The current crisis is worldwide and the integration of cohort data from various studies and populations will become key to learn how to cope best with similar situations in the future. The quality of data is crucial, and today we see very different protocols and methodologies for collecting data in different countries and studies. We see political bias and deficits due to limited capacities (e.g. for testing).
SYNCHROS can’t do much in the current situation. Nevertheless, we analyze and describe cohorts, publish repositories and provide information and instruments to better harmonize and integrate the data. Our systematic compilation of cohorts and guidance for ex-post harmonization may help in the future, even with regard to today’s COVID-19-cohorts.
Read more in the second edition of Synchros newsletter!
On behalf of the SYNCHROS-Project Team, thank you for your interest. We look forward to sharing and future dialogues.
Today, with the COVID-19-outbreak, we are in the middle of an unprecedented pandemic crisis. Around the globe people practice “social distancing” to protect themselves and others, non-crucial businesses are locked down and many employees work from home. In order to better adjust the necessary degree of restrictions, political decision makers need sound information of the spread of the virus in a population and specific groups. On that score cohort data are indispensable.
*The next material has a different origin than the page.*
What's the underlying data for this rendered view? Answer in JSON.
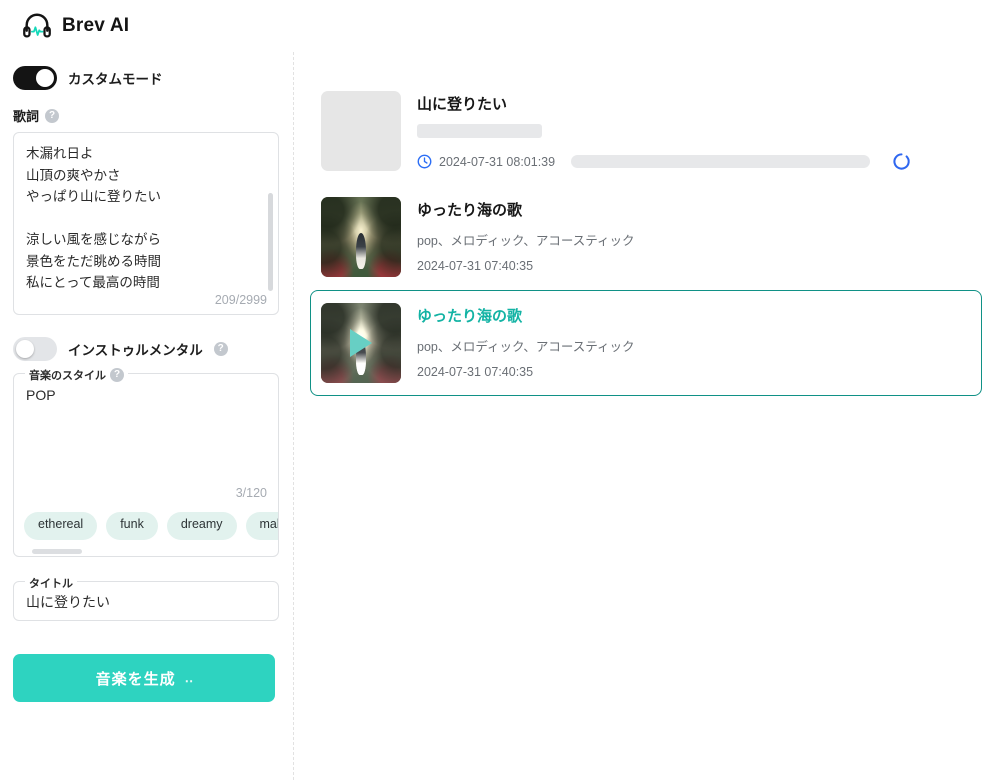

COVID-19 triggers the collection of new data around the globe.
Epidemiological analyses provide urgently needed stratified data, e.g. who is infected (young, old, social groups), who is specifically at risk, mortality etc. But we also expect long term effects when the immediate crisis will be over; negative ones such as chronic health problems for those infected (e.g. COPD, mental), effects of economic hardship like unemployment, changes of behavioral patterns and habits, smoking, alcohol. But we may also see effects where today we are not in a position to judge whether its positive, negative or both, e.g. effects of altered educational or family practice in children. Or the accelerated adoption of online services for shopping, working and teaching processes. Home-office – often a desired option at normal times – can become a challenge when it’s mandatory and no end in sight.